▸ **YOUR INSTRUCTIONS**
Retype all of the records shown beneath this task, exactly as they stand.

▸ **ENTRIES SUPPLIED**
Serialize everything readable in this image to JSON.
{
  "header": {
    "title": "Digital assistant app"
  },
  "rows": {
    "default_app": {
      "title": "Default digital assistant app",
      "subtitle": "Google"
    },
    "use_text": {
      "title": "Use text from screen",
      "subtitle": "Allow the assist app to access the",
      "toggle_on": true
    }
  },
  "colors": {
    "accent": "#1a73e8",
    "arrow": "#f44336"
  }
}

▸ **RESULT OF THIS EXERCISE**
Serialize everything readable in this image to JSON.
{
  "header": {
    "title": "Digital assistant app"
  },
  "rows": {
    "default_app": {
      "title": "Default digital assistant app",
      "subtitle": "Google"
    },
    "use_text": {
      "title": "Use text from screen",
      "subtitle": "Allow the assist app to access the",
      "toggle_on": true
    }
  },
  "colors": {
    "accent": "#1a73e8",
    "arrow": "#f44336"
  }
}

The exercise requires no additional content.